When Matilda’s father died her cousin, Stephen Count of Blois, seized the throne and was proclaimed King by the people of London and was swiftly crowned. While her husband campaigned in Normandy Matilda challenged this, supported by her illegitimate half-brother, Robert of Gloucester. But the English barons claimed that they had been forced by the late King Henry to take their oaths of allegiance to her.

A civil war broke out between the two factions vying for power resulting in a period known as ‘The Anarchy’ and described as ‘when Christ and his saints slept’. In the conflict Stephen’s main supporter was his wife Matilda of Boulogne, who negotiated treaties and rallied troops for her husband. The war went on for almost 20 years, and legend has it that during this time Matilda made a daring escape from the besieged Oxford Castle where she climbed out of a window and escaped by trekking across a frozen river to safety.

At the peak of her power during April-September 1141, Stephen was captured, and while Matilda waited to be crowned Queen, the Londoners who were loyal to Stephen chased her from the city. In contrast to her popularity when Imperial Regent at her first husband’s court, Matilda was branded in chronicles as a haughty woman for her display of power during this time.

Eventually the war moved on to the next generation with both Stephen’s and Matilda’s eldest sons leading factions, and when Stephen’s son died he recognised Matilda’s son Henry his heir.  Henry would go on to become King Henry II of England and marry another powerful woman of the period, Duchess Eleanor of Aquitaine, whose first husband was the King of France. During her son’s reign, Matilda ruled for him in Normandy, and eventually died in 1167 at Rouen in France.

Overall, Matilda’s failure to gain power independently of a male was for centuries held as proof that women should not, and could not, sit on the English throne. She has also been marginalised by historians, particularly in the line of succession of British Kings and Queens, despite effectively ruling the country for 6 months in 1141. Matilda deserves to be recognised as a woman who attempted to uphold her rights despite the restraints of her time and in the face of disapproval of her as a woman making a bid for power.

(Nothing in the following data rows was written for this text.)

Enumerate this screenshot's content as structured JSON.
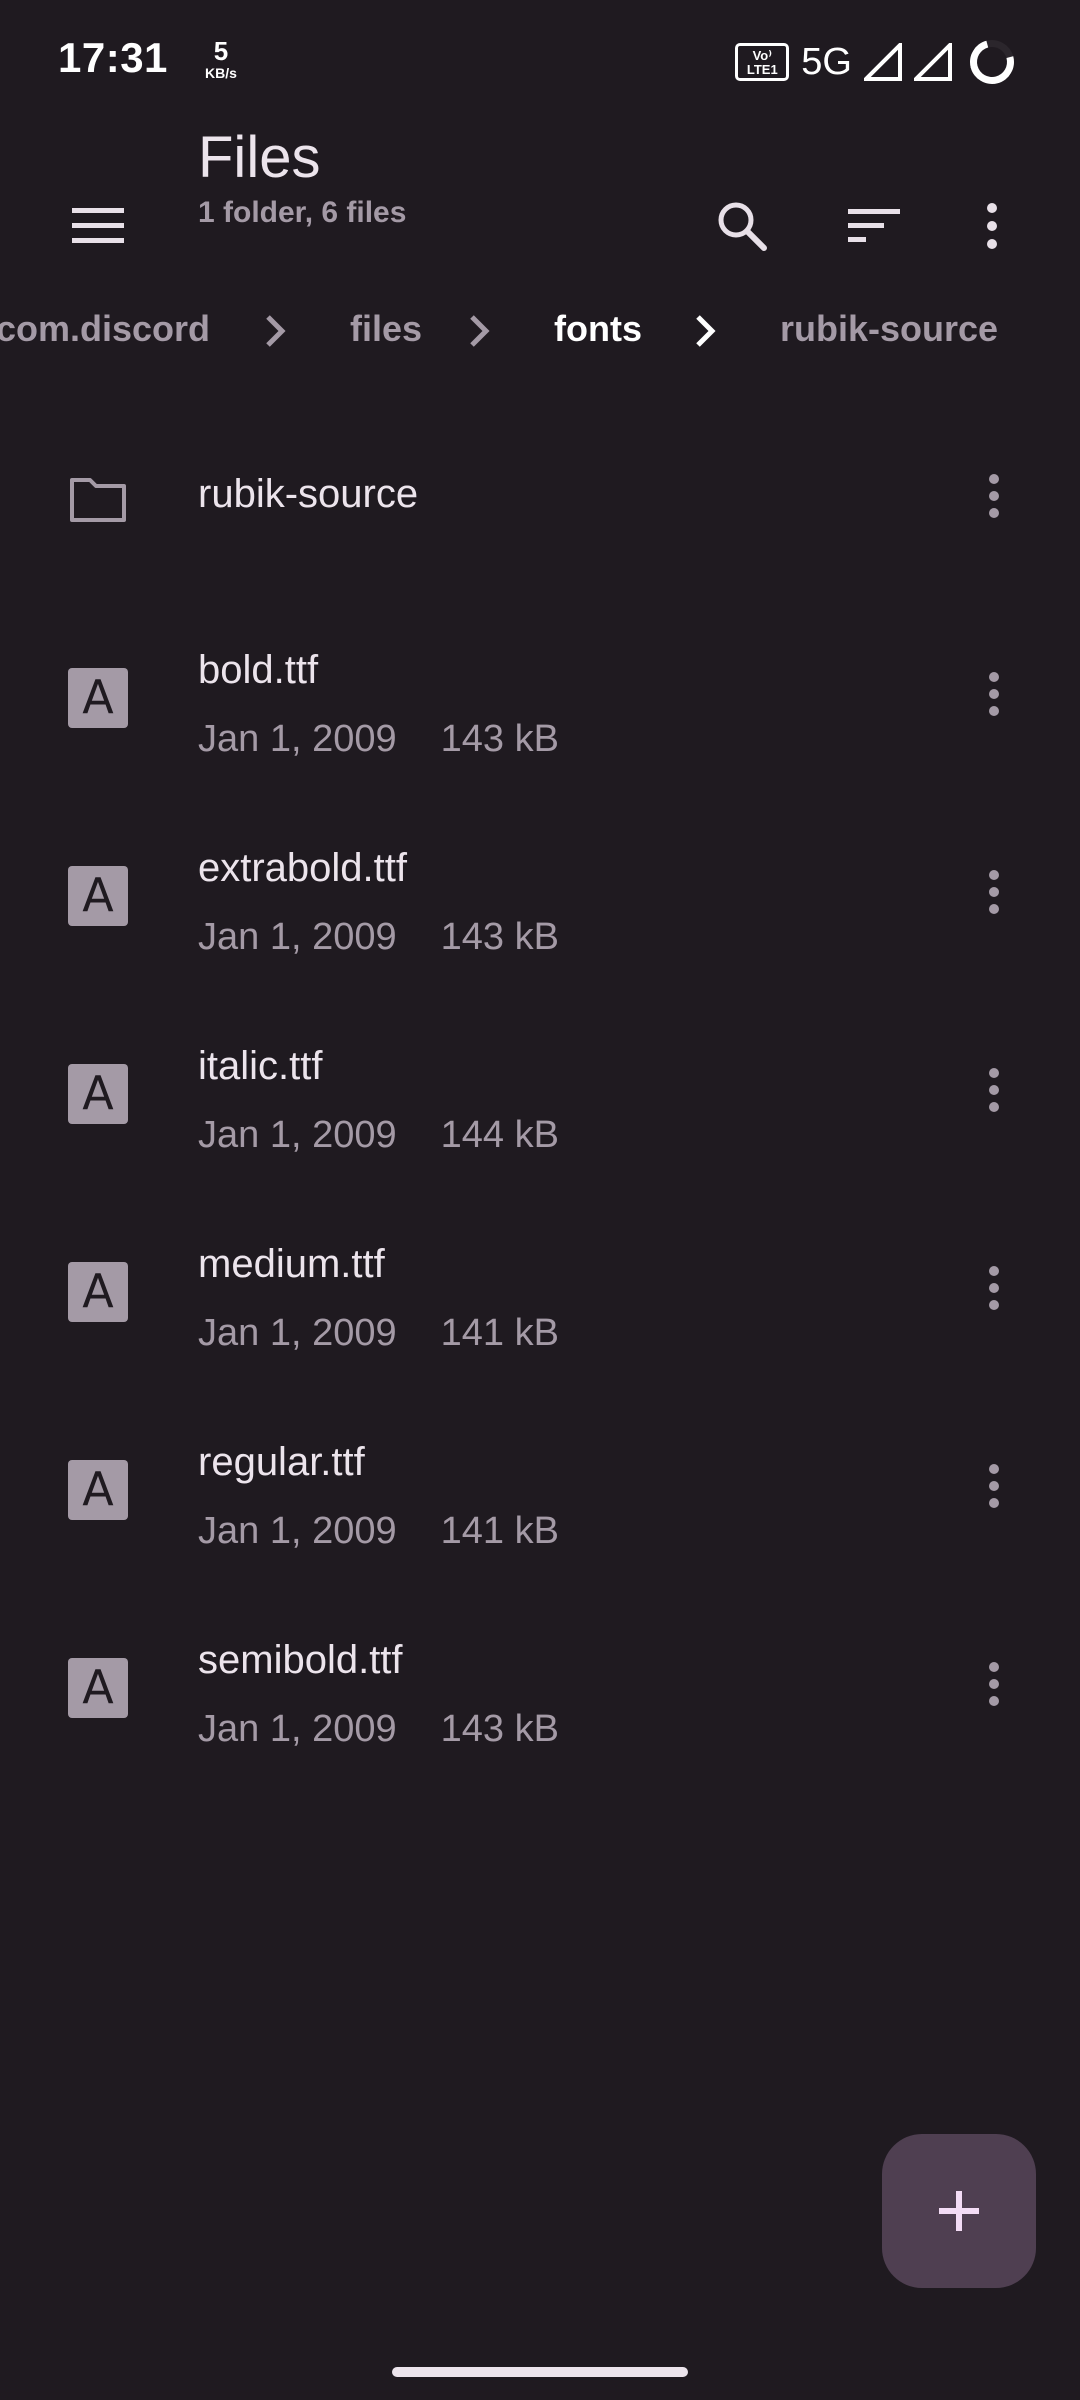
{
  "status_bar": {
    "time": "17:31",
    "speed_value": "5",
    "speed_unit": "KB/s",
    "volte_top": "Vo⁾",
    "volte_bottom": "LTE1",
    "network": "5G"
  },
  "app_bar": {
    "title": "Files",
    "subtitle": "1 folder, 6 files",
    "icons": [
      "menu-icon",
      "search-icon",
      "sort-icon",
      "more-vert-icon"
    ]
  },
  "breadcrumb": [
    {
      "label": "com.discord",
      "active": false
    },
    {
      "label": "files",
      "active": false
    },
    {
      "label": "fonts",
      "active": true
    },
    {
      "label": "rubik-source",
      "active": false
    }
  ],
  "folders": [
    {
      "name": "rubik-source",
      "icon": "folder-icon"
    }
  ],
  "files": [
    {
      "name": "bold.ttf",
      "date": "Jan 1, 2009",
      "size": "143 kB",
      "icon": "font-file-icon",
      "glyph": "A"
    },
    {
      "name": "extrabold.ttf",
      "date": "Jan 1, 2009",
      "size": "143 kB",
      "icon": "font-file-icon",
      "glyph": "A"
    },
    {
      "name": "italic.ttf",
      "date": "Jan 1, 2009",
      "size": "144 kB",
      "icon": "font-file-icon",
      "glyph": "A"
    },
    {
      "name": "medium.ttf",
      "date": "Jan 1, 2009",
      "size": "141 kB",
      "icon": "font-file-icon",
      "glyph": "A"
    },
    {
      "name": "regular.ttf",
      "date": "Jan 1, 2009",
      "size": "141 kB",
      "icon": "font-file-icon",
      "glyph": "A"
    },
    {
      "name": "semibold.ttf",
      "date": "Jan 1, 2009",
      "size": "143 kB",
      "icon": "font-file-icon",
      "glyph": "A"
    }
  ],
  "fab": {
    "icon": "plus-icon"
  },
  "colors": {
    "background": "#1f1a20",
    "primary_text": "#ece4ec",
    "secondary_text": "#a49aa6",
    "fab": "#4f3f51"
  }
}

Written for Sheroes of History by Stacey Dodd.


Find out more…

In this episode from the BBC documentary series She Wolves Helen Caster talks about Matilda and Eleanor of Aquitaine

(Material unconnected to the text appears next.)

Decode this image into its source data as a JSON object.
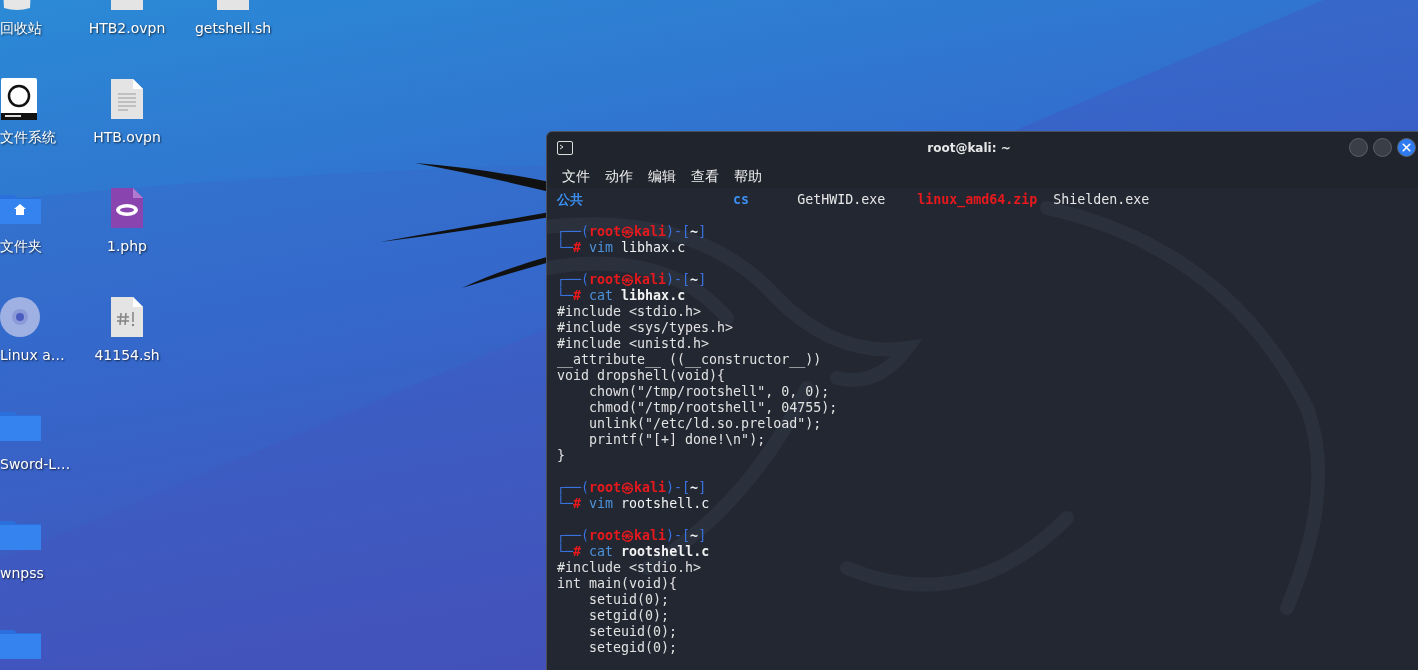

The Lady of The English is a historical fiction novel based on the life of the Empress Matilda.

Marjorie Chibnall has written a factual book all about Matilda; The Empress Matilda: Queen Consort, Queen Mother and Lady of the English